= What is required =
Go to the line that includes "Give me the" and retype it, then every line after it to the end of the data, adding nothing.
** Opening Input block **
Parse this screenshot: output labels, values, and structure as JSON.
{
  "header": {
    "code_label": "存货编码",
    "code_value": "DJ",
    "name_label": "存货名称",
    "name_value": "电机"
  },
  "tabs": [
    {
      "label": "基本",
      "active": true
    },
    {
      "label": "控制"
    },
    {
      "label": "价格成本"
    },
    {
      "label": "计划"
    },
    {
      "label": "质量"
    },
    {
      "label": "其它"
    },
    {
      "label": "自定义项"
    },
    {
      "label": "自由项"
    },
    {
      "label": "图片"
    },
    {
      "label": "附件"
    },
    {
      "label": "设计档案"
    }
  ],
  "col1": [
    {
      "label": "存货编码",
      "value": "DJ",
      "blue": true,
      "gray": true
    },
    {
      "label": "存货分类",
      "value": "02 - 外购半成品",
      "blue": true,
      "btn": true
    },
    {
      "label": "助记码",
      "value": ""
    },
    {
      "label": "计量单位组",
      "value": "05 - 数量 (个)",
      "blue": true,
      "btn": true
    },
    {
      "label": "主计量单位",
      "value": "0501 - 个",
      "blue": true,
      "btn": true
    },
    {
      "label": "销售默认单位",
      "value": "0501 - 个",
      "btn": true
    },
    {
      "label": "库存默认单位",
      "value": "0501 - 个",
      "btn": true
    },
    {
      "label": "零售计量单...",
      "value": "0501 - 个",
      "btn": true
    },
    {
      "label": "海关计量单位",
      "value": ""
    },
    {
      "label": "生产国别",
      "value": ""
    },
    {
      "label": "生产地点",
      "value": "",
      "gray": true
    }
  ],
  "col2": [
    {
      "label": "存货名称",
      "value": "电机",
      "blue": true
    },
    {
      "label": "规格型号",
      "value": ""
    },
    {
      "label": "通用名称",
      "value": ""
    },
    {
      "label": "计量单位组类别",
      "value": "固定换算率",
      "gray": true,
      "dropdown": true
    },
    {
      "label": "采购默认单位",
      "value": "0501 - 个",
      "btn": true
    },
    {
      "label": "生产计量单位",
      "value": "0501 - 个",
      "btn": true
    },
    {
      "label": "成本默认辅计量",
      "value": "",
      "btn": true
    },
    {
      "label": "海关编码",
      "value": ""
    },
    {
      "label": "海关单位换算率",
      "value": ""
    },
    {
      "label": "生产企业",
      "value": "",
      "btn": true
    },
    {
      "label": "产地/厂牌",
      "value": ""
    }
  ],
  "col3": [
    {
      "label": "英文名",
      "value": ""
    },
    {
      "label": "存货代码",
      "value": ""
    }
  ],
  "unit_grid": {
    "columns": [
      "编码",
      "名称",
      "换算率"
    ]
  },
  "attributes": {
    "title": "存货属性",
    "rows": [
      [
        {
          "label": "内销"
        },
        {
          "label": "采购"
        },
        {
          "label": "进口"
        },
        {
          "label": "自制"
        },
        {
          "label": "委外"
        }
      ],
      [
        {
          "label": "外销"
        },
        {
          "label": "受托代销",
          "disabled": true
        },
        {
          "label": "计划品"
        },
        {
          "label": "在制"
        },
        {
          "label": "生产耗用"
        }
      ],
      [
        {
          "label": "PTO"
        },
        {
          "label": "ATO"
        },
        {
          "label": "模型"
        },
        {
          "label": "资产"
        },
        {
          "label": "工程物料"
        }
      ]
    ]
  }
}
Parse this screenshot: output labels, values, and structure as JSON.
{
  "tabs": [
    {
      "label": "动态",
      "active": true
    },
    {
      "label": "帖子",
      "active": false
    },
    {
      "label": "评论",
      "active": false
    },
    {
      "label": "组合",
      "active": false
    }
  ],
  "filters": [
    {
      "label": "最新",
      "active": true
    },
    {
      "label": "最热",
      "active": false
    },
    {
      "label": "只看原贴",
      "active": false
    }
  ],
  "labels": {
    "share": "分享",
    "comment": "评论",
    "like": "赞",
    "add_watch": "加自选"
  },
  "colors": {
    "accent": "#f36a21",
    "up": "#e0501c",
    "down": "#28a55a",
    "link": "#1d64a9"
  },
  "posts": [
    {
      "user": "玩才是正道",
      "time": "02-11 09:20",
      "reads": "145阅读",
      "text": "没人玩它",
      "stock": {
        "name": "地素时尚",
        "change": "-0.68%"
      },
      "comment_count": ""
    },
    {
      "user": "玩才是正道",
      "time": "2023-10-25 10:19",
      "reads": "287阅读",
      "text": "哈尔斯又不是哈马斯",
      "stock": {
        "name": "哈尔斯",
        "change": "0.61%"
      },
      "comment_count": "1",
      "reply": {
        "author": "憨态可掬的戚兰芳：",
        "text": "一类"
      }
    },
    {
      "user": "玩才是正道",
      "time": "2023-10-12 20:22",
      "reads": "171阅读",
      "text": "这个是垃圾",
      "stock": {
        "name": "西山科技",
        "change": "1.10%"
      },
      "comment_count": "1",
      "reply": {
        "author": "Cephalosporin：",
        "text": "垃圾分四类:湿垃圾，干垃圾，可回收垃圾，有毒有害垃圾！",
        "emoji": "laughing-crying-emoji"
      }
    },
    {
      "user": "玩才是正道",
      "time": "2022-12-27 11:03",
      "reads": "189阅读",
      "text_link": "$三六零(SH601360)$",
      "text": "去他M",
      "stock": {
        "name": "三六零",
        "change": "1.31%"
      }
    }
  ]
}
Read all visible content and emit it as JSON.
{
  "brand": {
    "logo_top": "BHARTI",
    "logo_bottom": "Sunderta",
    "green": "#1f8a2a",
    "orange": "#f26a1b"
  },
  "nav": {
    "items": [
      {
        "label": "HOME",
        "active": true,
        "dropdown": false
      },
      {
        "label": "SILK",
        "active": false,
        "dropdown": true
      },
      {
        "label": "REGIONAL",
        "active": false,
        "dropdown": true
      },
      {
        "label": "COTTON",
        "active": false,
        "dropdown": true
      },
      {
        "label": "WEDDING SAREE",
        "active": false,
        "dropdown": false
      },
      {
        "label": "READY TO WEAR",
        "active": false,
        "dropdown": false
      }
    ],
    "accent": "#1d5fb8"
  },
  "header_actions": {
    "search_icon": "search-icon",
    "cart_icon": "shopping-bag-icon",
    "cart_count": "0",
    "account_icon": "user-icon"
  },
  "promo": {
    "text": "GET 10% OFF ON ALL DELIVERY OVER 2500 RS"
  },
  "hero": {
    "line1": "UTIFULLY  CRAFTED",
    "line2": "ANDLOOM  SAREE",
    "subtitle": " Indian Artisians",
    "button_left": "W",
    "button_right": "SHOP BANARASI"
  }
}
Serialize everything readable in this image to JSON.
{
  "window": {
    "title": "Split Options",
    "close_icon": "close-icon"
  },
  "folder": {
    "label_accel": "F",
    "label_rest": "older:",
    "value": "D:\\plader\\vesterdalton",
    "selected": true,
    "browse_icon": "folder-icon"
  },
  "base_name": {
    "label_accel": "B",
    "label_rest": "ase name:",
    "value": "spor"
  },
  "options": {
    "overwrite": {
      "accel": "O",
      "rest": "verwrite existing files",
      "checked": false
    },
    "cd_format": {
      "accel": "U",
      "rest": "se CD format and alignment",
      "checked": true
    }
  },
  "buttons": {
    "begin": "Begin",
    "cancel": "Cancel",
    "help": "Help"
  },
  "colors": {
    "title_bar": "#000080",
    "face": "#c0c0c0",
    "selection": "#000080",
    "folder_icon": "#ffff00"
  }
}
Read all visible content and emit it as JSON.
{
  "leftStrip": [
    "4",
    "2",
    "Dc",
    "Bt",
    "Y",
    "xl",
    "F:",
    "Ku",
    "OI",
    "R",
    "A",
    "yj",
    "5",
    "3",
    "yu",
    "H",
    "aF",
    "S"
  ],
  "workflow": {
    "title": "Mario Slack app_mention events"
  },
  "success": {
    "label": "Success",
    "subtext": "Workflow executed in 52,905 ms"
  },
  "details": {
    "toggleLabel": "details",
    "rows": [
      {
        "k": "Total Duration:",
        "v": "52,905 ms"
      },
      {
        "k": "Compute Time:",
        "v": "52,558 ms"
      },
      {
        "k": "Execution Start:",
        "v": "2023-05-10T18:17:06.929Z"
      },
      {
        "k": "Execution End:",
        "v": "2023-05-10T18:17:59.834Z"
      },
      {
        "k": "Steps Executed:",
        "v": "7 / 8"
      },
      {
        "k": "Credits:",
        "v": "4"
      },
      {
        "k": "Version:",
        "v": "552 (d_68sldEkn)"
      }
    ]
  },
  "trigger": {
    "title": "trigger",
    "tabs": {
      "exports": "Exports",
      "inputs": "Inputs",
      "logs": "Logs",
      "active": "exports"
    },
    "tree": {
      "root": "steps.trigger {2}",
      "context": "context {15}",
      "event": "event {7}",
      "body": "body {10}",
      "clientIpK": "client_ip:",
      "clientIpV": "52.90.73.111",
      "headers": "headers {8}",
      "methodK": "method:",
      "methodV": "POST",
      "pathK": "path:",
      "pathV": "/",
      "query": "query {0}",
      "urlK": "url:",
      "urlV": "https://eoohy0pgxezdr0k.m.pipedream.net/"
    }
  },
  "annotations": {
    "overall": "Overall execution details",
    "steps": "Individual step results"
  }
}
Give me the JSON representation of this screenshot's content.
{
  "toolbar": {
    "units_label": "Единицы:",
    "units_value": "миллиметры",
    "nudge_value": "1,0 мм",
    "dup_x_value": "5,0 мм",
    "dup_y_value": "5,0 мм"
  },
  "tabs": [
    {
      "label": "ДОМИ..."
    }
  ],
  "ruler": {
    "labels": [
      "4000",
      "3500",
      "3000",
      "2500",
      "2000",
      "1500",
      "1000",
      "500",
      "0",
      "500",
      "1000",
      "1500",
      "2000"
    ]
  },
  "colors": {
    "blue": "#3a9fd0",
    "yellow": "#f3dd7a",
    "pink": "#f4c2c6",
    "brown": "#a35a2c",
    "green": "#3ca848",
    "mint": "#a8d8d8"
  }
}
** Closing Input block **
= Response to the exercise =
Give me the JSON representation of this screenshot's content.
{
  "toolbar": {
    "units_label": "Единицы:",
    "units_value": "миллиметры",
    "nudge_value": "1,0 мм",
    "dup_x_value": "5,0 мм",
    "dup_y_value": "5,0 мм"
  },
  "tabs": [
    {
      "label": "ДОМИ..."
    }
  ],
  "ruler": {
    "labels": [
      "4000",
      "3500",
      "3000",
      "2500",
      "2000",
      "1500",
      "1000",
      "500",
      "0",
      "500",
      "1000",
      "1500",
      "2000"
    ]
  },
  "colors": {
    "blue": "#3a9fd0",
    "yellow": "#f3dd7a",
    "pink": "#f4c2c6",
    "brown": "#a35a2c",
    "green": "#3ca848",
    "mint": "#a8d8d8"
  }
}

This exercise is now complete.